Huntingtower Castle is to be found just west of Perth, not far from the junction of the A9 and the A85 Crieff road. Its location is unspectacular, and the margins of Perth seem to be growing steadily out towards it. But both the grounds and the castle are beautifully cared for and what you find is a unique time capsule with a wonderful atmosphere.
Huntingtower is medieval in origin but has seen significant redevelopment during its colourful history. Two families, the Ruthvens and the Murrays, made it their home and it also played host to royalty: twice to Mary Queen of Scots and once to her son James VI, who was held against his will there for ten months in 1582 during the episode known as the Ruthven Raid (see our Historical Timeline).
The Ruthvens held the lands from the 1100s to 1600. One resident in the early 1500s was Katherine Ruthven who later became Lady Glenorchy. In 1600 James VI's patience with the family finally ran out as a result of yet more plotting against him. As a result they were first killed and then tried for high treason; their lands were forfeited; and even the very name of the place, until then Ruthven, was changed - to Huntingtower.
The property was later given by the Crown to the Murrays of Tullibardine. Amongst the family's notable sons was Lord George Murray, who played an important role in the Jacobite uprisings of 1715, 1719 and 1745. During the occupation of John Murray, the first Duke of Atholl, the castle became run down and with the death of his wife in 1767 it was abandoned as a place of residence.

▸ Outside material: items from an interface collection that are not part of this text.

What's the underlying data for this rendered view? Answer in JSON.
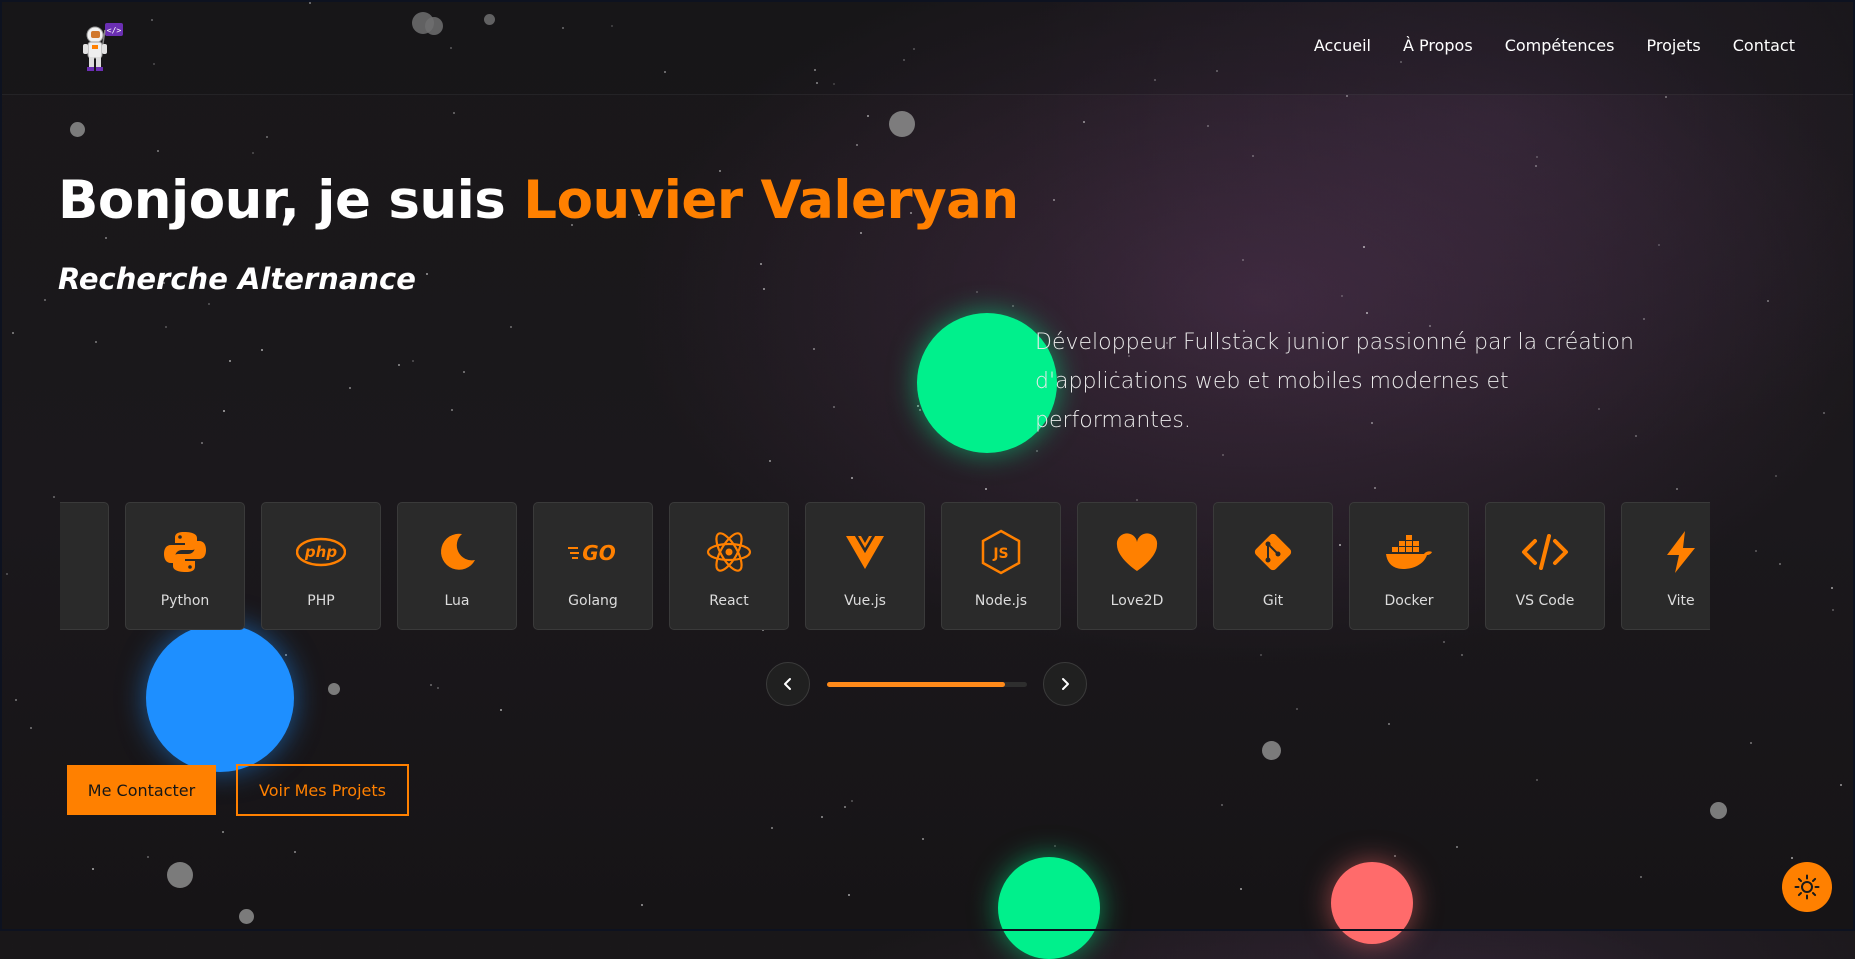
{
  "nav": {
    "items": [
      {
        "label": "Accueil"
      },
      {
        "label": "À Propos"
      },
      {
        "label": "Compétences"
      },
      {
        "label": "Projets"
      },
      {
        "label": "Contact"
      }
    ]
  },
  "hero": {
    "title_prefix": "Bonjour, je suis ",
    "title_name": "Louvier Valeryan",
    "subtitle": "Recherche Alternance",
    "description": "Développeur Fullstack junior passionné par la création d'applications web et mobiles modernes et performantes."
  },
  "skills": [
    {
      "label": "Python",
      "icon": "python-icon"
    },
    {
      "label": "PHP",
      "icon": "php-icon"
    },
    {
      "label": "Lua",
      "icon": "lua-moon-icon"
    },
    {
      "label": "Golang",
      "icon": "golang-icon"
    },
    {
      "label": "React",
      "icon": "react-atom-icon"
    },
    {
      "label": "Vue.js",
      "icon": "vue-icon"
    },
    {
      "label": "Node.js",
      "icon": "nodejs-icon"
    },
    {
      "label": "Love2D",
      "icon": "heart-icon"
    },
    {
      "label": "Git",
      "icon": "git-icon"
    },
    {
      "label": "Docker",
      "icon": "docker-whale-icon"
    },
    {
      "label": "VS Code",
      "icon": "code-brackets-icon"
    },
    {
      "label": "Vite",
      "icon": "lightning-bolt-icon"
    }
  ],
  "carousel": {
    "progress": 0.89
  },
  "buttons": {
    "contact": "Me Contacter",
    "projects": "Voir Mes Projets"
  },
  "colors": {
    "accent": "#ff8000",
    "orb_green": "#00f08c",
    "orb_blue": "#1e8fff",
    "orb_red": "#ff6b6b"
  }
}
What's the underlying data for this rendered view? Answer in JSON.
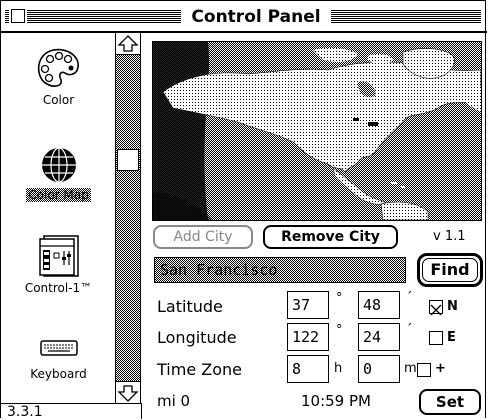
{
  "window": {
    "title": "Control Panel"
  },
  "sidebar": {
    "items": [
      {
        "label": "Color",
        "icon": "palette-icon"
      },
      {
        "label": "Color Map",
        "icon": "globe-icon",
        "selected": true
      },
      {
        "label": "Control-1™",
        "icon": "control-panel-icon"
      },
      {
        "label": "Keyboard",
        "icon": "keyboard-icon"
      }
    ],
    "status": "3.3.1"
  },
  "map": {
    "buttons": {
      "add_city": "Add City",
      "remove_city": "Remove City"
    },
    "version": "v 1.1",
    "city": "San Francisco",
    "find_label": "Find",
    "latitude": {
      "label": "Latitude",
      "deg": "37",
      "min": "48",
      "deg_unit": "°",
      "min_unit": "´",
      "dir": "N",
      "checked": true
    },
    "longitude": {
      "label": "Longitude",
      "deg": "122",
      "min": "24",
      "deg_unit": "°",
      "min_unit": "´",
      "dir": "E",
      "checked": false
    },
    "timezone": {
      "label": "Time Zone",
      "hours": "8",
      "minutes": "0",
      "h_unit": "h",
      "m_unit": "m",
      "sign": "+",
      "checked": false
    },
    "distance": "mi  0",
    "time": "10:59 PM",
    "set_label": "Set"
  }
}
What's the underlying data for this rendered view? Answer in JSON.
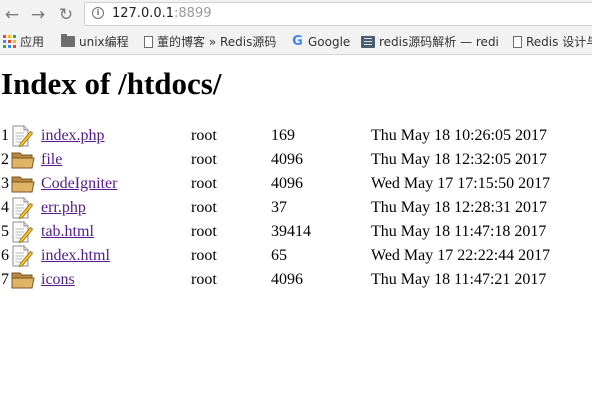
{
  "browser": {
    "url_host": "127.0.0.1",
    "url_port": ":8899",
    "nav": {
      "back_glyph": "←",
      "forward_glyph": "→",
      "reload_glyph": "↻"
    },
    "bookmarks": [
      {
        "label": "应用",
        "icon": "apps-icon"
      },
      {
        "label": "unix编程",
        "icon": "folder-icon"
      },
      {
        "label": "董的博客 » Redis源码",
        "icon": "page-icon"
      },
      {
        "label": "Google",
        "icon": "google-icon"
      },
      {
        "label": "redis源码解析 — redi",
        "icon": "book-icon"
      },
      {
        "label": "Redis 设计与",
        "icon": "page-icon"
      }
    ]
  },
  "page": {
    "title": "Index of /htdocs/",
    "entries": [
      {
        "index": "1",
        "type": "file",
        "name": "index.php",
        "owner": "root",
        "size": "169",
        "date": "Thu May 18 10:26:05 2017"
      },
      {
        "index": "2",
        "type": "folder",
        "name": "file",
        "owner": "root",
        "size": "4096",
        "date": "Thu May 18 12:32:05 2017"
      },
      {
        "index": "3",
        "type": "folder",
        "name": "CodeIgniter",
        "owner": "root",
        "size": "4096",
        "date": "Wed May 17 17:15:50 2017"
      },
      {
        "index": "4",
        "type": "file",
        "name": "err.php",
        "owner": "root",
        "size": "37",
        "date": "Thu May 18 12:28:31 2017"
      },
      {
        "index": "5",
        "type": "file",
        "name": "tab.html",
        "owner": "root",
        "size": "39414",
        "date": "Thu May 18 11:47:18 2017"
      },
      {
        "index": "6",
        "type": "file",
        "name": "index.html",
        "owner": "root",
        "size": "65",
        "date": "Wed May 17 22:22:44 2017"
      },
      {
        "index": "7",
        "type": "folder",
        "name": "icons",
        "owner": "root",
        "size": "4096",
        "date": "Thu May 18 11:47:21 2017"
      }
    ]
  },
  "colors": {
    "link_visited": "#551a8b",
    "chrome_bg": "#f2f2f2"
  }
}
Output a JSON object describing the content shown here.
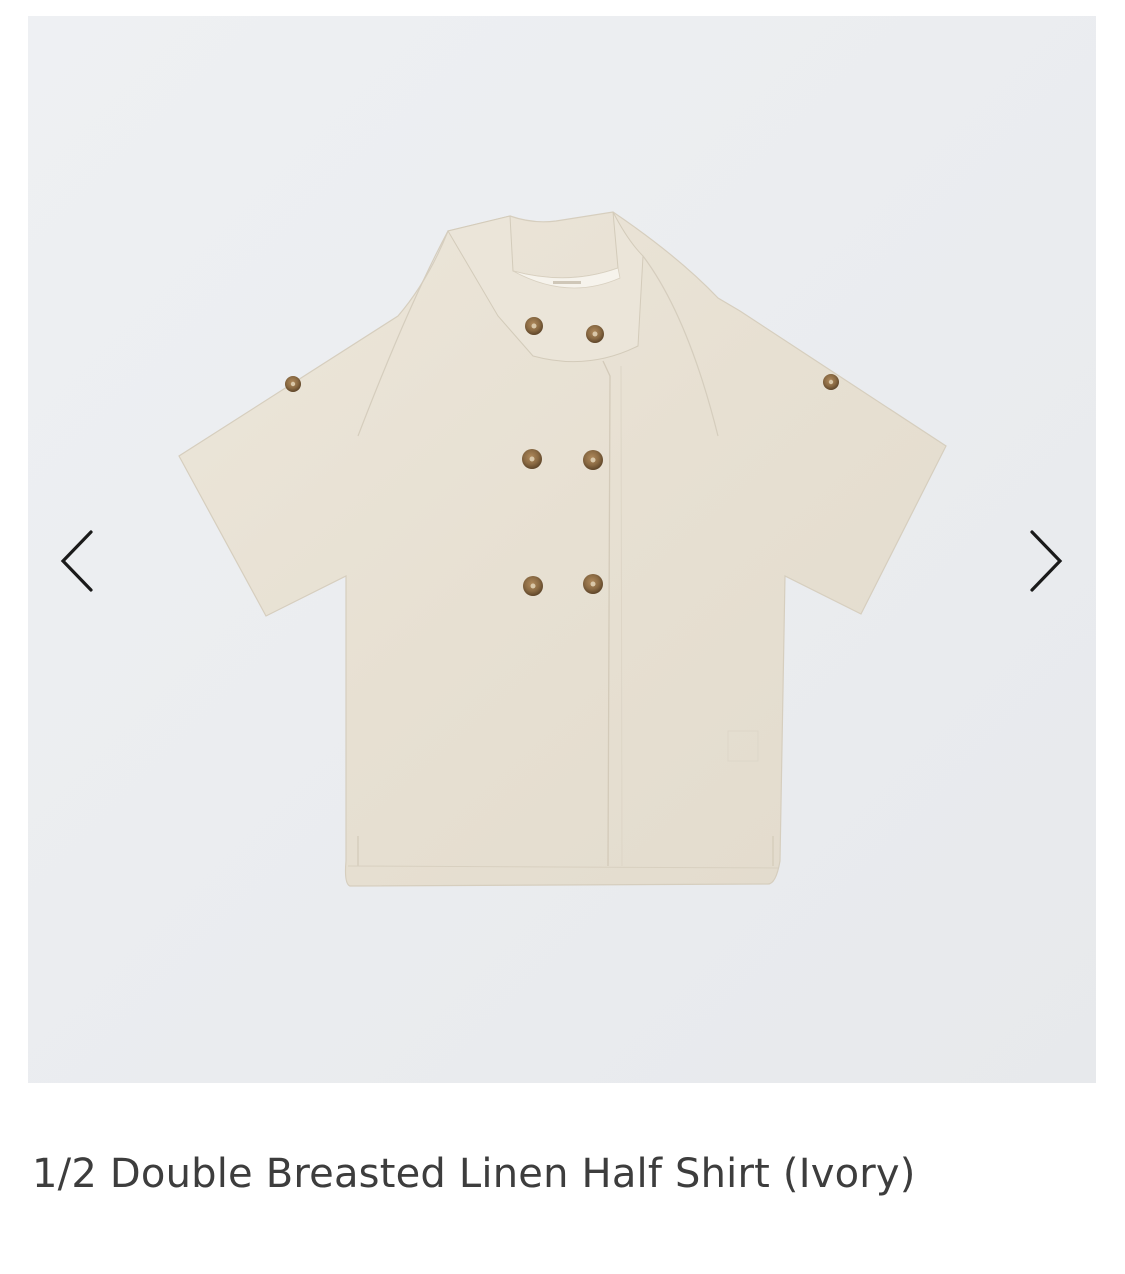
{
  "product": {
    "title": "1/2 Double Breasted Linen Half Shirt (Ivory)",
    "image_subject": "ivory linen double breasted half shirt"
  },
  "gallery": {
    "prev_icon": "chevron-left-icon",
    "next_icon": "chevron-right-icon"
  },
  "colors": {
    "gallery_background": "#ebedf0",
    "garment": "#e8e1d4",
    "buttons": "#8a6a43",
    "title_text": "#3d3d3d"
  }
}
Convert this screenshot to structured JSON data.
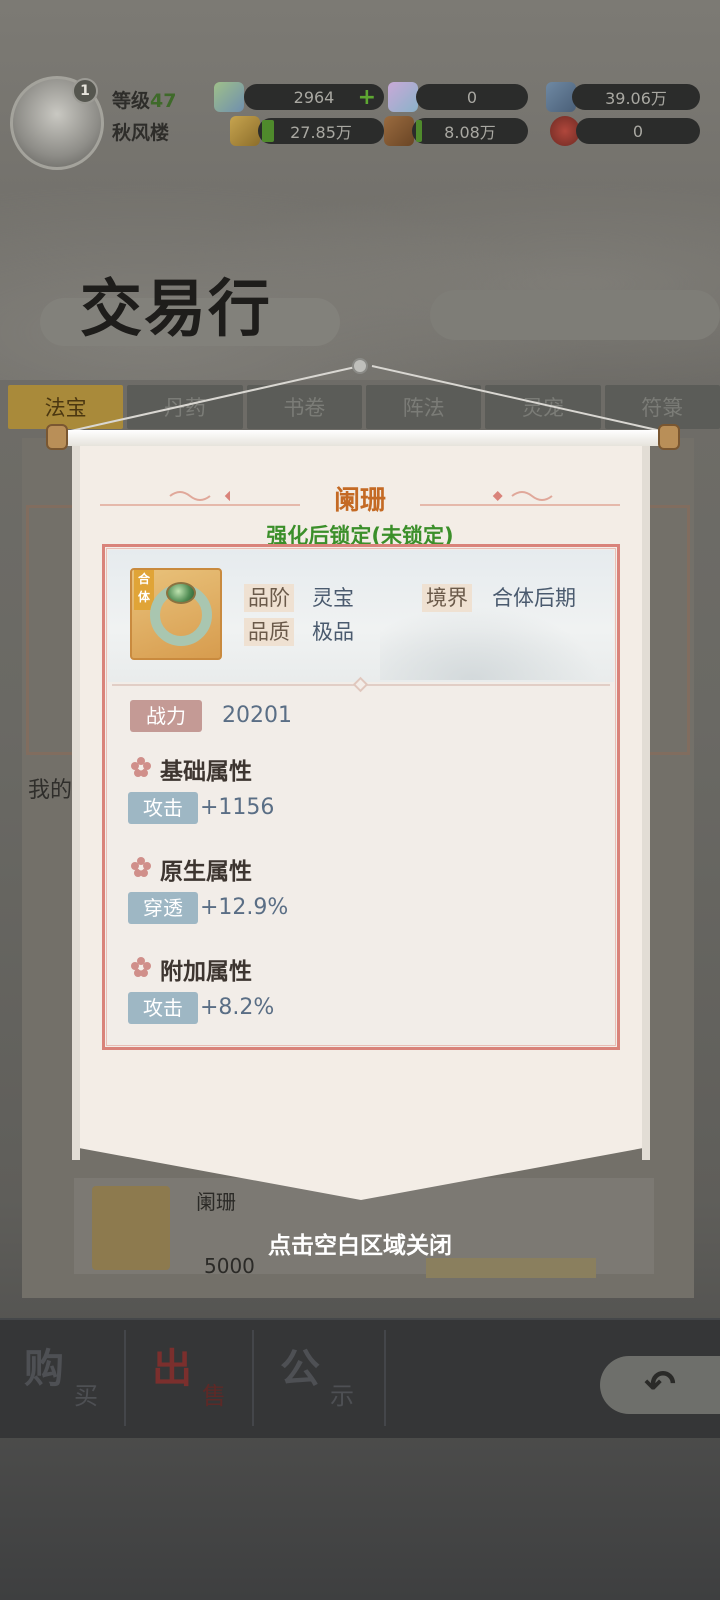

During the occupancy of the House of Ruthven, Huntingtower consisted of two quite separate tower houses built three metres apart, one for each of the sons of William Ruthven. Other buildings were set around the courtyard of the castle precincts.
Huntingtower today offers an interesting glimpse into the past, and holds some surprises for its visitors. Entry is either by steps from the courtyard into the first floor of the Western Tower, or into the ground floor of the East Tower.
The West Tower originally had three storeys and a garret and was the larger of the two properties; what remains today is a spacious hall with traces of wall paintings and coat of arms still apparent in the west window recess.
The Eastern Tower was originally built as a gatehouse but was converted in around 1500 into a residential tower house. The first floor hall boasts a painted wooden ceiling and intricate painted plasterwork representing a bird amid luxuriant foliage. This building is three floors and a garret, and on the second floor the fine 15th Century fireplace also survives.
It was in the 1600s that work was undertaken to link the two towers and make Huntingtower look more like a regular country mansion of the time. This work was undertaken by the the Murray family, and the bridging work between the original two towers is clearly visible both internally and externally.
At this time the grounds still housed the ruins of an earlier great banqueting hall and these were still standing more than a century later. The Murrays also developed significant formal gardens to the south and east of the castle.
Huntingtower also has a romantic tale to tell. Dorothea, daughter of the first Earl of Gowrie is said to have leapt between the tops of the two towers of the castle, a distance of 9 feet 4 inches, in retreat from her mother as she was almost discovered when visiting her lover in his chamber (doubtless deliberately located by her mother in the other tower).
The mother was reassured to find her daughter in her own bed that night, and her lover alone in his: but was probably less impressed when the couple eloped the next day. To this day the gap between the towers is know as The Maiden's Leap.
Some castles' claim to fame is a resident ghost. Huntingtower is known more for is resident colony of pipistrelle bats, who live here all year round alongside brown long-eared bats and some rarer Natterer's bats. An information board within the castle notes that bats aren't house trained, so evidence of their presence can be all to obvious. On the other hand, it points out that even a small pipistrelle bat can can eat up to 3,000 midges each night. And if you see butterfly wings carelessly scattered around, these are the leftovers of another of the bats' favourite meals.